We are indeed embodied souls. If the face is the key to one’s persona, then to cover that face is to hide a little of who one is. While Zoom and like technologies might be (barely) adequate substitutes for those who already have embodied relationships, they will not suffice to inaugurate a new relationship or to revive an old one. How can we be in communion with each other while hiding our faces or perhaps our whole bodies from each other? If the point of college, as the very term “college” implies, is to come together for the enterprise of learning, that coming together has to be more than a name or face on a screen, or a pair of eyes peeking out behind the mask. Especially for those of us at smaller schools, where one of our advantages is the ability to form personal relationships, that advantage is lost if we obscure the person behind a screen or mask.
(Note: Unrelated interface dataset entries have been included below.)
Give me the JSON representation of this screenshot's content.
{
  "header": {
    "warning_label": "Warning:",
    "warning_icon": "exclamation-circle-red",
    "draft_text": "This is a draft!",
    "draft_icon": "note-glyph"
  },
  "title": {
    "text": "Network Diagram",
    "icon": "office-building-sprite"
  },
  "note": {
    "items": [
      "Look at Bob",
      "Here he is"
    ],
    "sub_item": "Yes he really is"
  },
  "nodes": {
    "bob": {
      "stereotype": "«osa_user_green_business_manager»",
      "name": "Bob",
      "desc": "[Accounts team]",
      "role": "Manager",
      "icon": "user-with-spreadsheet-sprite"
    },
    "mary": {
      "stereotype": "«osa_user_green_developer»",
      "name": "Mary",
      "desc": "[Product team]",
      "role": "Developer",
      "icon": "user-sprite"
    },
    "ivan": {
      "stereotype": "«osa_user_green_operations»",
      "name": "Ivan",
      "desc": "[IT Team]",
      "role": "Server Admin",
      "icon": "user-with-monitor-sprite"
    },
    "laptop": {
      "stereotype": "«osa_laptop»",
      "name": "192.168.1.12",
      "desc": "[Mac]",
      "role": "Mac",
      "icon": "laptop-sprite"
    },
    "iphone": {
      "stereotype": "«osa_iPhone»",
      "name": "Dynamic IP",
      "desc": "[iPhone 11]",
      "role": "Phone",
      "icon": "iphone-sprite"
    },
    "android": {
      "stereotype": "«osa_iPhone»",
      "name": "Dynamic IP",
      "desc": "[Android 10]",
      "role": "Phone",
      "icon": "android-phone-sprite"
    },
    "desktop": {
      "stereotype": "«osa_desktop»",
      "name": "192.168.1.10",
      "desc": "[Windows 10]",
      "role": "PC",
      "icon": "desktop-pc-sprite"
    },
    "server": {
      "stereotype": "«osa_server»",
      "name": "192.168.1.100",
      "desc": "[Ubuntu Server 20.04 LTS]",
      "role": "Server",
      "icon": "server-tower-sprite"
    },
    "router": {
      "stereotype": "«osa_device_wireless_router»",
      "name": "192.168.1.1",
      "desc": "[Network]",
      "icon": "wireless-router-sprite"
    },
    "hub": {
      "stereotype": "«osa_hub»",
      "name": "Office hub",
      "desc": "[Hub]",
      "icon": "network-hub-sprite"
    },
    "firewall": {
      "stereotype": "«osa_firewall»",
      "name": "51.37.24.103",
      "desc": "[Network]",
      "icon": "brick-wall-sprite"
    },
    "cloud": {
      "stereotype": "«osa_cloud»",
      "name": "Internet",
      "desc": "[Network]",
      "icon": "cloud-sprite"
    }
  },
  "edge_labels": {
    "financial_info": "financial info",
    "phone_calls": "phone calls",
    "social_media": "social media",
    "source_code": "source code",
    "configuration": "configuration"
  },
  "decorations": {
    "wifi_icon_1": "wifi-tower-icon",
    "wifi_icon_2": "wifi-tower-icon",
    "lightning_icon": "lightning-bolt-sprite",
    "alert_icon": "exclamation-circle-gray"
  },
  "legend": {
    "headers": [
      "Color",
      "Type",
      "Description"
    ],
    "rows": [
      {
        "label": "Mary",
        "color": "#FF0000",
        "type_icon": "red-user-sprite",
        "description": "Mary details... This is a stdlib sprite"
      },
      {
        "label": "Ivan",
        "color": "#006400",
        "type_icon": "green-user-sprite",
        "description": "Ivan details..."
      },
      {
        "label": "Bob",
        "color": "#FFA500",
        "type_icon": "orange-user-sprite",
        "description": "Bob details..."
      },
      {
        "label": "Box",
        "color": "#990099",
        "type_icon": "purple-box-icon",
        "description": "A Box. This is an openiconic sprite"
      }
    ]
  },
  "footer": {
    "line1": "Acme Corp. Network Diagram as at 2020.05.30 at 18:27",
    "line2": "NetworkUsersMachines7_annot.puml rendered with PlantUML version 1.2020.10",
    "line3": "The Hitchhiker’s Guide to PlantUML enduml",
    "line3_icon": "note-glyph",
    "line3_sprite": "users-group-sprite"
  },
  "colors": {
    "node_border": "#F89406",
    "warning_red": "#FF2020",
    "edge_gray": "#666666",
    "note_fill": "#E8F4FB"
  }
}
The distance created by technology has another detriment. By now almost all of us have been in virtual meetings. Therefore almost all of us know the temptation to multitask during said meetings. As I and a co-author have discussed elsewhere, the distraction that is almost endemic to the online world makes virtual learning invariably inferior to in-person learning. We all know the temptation to check email, browse the web, look up some fact someone has just brought up. Anything but giving attention. Attention comes from the ability to look each other in the eye. It is the kinetics of a teacher moving about the room, writing things on the board. The capability of reading the room so as to decipher if you should slow down, speed up, go over that again, tell a bad joke to wake people up. I know devotees of online learning who maintain that these can be reproduced online. I am skeptical that this is so, or, if it can be done, it takes enormous effort to replicate that which comes naturally in the classroom.
I should note that I am not claiming that these anti-COVID restrictions were unwise. Given the state of knowledge at the time and the lack of a vaccine, masking, distancing, and providing at least some accommodation to students was a defensible policy. The argument over the prudence of pandemic-related restrictions is an argument for another essay. But we can assess the inevitable costs of these pandemic policies and perhaps gain some perspective on what makes education worthwhile.
When the pandemic first started, and my institution went virtual, I asked my students how they were doing. A student emailed and expressed her frustration. She was a freshman and a student-athlete to boot. She was angry. She had been waiting for years for her college adventure. She wanted to leave home, have new experiences, meet new people, and compete in her sport at a higher level. Now here she was, back home, living with her parents, learning on a computer, with her sport’s season cancelled due to the pandemic. I suspect her frustration was shared, in one way or another, by many students across the nation.
In this may lie an opportunity. Students perhaps realized what they were missing. Learning is not simply a transfer of information, something that online technology enables us to do fairly well. Learning is relationship. We need to be with each other, see each other, and share with each other. My school is, for now, “business as usual.” We have made very few concessions to the pandemic. As I write this we have completed exactly two days of class. It is a joy to see my students’ faces. And perhaps, together, we can commence learning from one another.